About this task: Using the data below, return all lines in which "JSON" appears.

+++ Supplied records

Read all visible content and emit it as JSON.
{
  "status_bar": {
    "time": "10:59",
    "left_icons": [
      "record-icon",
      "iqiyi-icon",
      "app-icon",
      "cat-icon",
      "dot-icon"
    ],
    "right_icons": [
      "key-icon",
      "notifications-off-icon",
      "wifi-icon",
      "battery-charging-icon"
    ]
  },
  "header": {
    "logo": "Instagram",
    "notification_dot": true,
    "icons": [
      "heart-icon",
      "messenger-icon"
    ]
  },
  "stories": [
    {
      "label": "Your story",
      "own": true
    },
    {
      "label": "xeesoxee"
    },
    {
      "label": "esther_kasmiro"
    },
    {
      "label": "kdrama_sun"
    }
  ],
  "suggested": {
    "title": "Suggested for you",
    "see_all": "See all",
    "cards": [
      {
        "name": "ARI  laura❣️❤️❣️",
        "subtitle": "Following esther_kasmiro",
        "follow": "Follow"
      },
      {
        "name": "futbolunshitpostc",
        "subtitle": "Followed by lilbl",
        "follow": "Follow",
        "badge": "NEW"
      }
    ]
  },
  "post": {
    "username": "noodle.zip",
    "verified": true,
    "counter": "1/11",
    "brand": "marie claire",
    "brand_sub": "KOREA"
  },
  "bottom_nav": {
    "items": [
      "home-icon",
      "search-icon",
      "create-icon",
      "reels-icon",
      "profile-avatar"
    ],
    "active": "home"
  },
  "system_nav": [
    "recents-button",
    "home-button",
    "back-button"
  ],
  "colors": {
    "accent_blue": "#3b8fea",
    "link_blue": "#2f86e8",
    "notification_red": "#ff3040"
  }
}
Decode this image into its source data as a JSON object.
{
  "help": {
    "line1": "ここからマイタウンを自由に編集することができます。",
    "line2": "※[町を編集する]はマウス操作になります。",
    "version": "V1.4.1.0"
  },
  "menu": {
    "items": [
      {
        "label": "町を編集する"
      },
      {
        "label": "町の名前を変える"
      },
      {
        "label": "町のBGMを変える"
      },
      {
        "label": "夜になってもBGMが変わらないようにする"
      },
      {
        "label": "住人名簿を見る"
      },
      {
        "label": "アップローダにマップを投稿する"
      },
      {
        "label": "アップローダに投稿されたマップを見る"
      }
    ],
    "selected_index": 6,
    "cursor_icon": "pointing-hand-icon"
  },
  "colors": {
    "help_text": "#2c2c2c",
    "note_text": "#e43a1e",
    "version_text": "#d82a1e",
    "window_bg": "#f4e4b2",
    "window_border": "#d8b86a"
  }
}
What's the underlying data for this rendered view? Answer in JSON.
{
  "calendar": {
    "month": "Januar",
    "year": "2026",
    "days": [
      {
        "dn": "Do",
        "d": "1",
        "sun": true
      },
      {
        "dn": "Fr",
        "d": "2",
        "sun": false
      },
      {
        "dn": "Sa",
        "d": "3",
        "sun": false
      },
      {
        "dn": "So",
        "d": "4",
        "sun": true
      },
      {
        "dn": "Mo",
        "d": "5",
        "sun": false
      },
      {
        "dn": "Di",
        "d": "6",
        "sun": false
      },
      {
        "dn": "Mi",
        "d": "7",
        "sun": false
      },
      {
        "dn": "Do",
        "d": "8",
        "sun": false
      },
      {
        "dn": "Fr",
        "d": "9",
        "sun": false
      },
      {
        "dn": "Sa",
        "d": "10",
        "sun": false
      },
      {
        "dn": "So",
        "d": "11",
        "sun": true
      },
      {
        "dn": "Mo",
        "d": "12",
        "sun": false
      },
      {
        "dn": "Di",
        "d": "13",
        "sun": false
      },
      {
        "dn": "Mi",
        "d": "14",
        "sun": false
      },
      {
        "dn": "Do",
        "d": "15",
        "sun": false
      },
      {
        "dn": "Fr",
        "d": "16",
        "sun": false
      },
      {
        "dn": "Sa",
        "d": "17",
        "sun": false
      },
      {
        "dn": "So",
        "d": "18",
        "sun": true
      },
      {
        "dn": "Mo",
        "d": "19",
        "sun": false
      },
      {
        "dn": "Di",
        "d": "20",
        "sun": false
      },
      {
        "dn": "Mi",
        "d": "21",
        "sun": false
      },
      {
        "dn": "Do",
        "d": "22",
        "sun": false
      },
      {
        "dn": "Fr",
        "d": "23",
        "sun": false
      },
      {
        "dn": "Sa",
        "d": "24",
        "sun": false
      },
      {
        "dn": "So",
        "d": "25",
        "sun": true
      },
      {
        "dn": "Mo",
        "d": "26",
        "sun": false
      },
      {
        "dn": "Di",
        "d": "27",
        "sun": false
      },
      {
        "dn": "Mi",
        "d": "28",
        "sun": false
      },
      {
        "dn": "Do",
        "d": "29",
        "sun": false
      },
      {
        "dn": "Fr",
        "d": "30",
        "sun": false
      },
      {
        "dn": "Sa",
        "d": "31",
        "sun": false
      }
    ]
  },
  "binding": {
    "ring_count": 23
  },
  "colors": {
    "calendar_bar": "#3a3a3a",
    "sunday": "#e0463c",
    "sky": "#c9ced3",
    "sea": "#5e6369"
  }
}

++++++

Response to the exercise:
Read all visible content and emit it as JSON.
Decode this image into its source data as a JSON object.
What's the underlying data for this rendered view? Answer in JSON.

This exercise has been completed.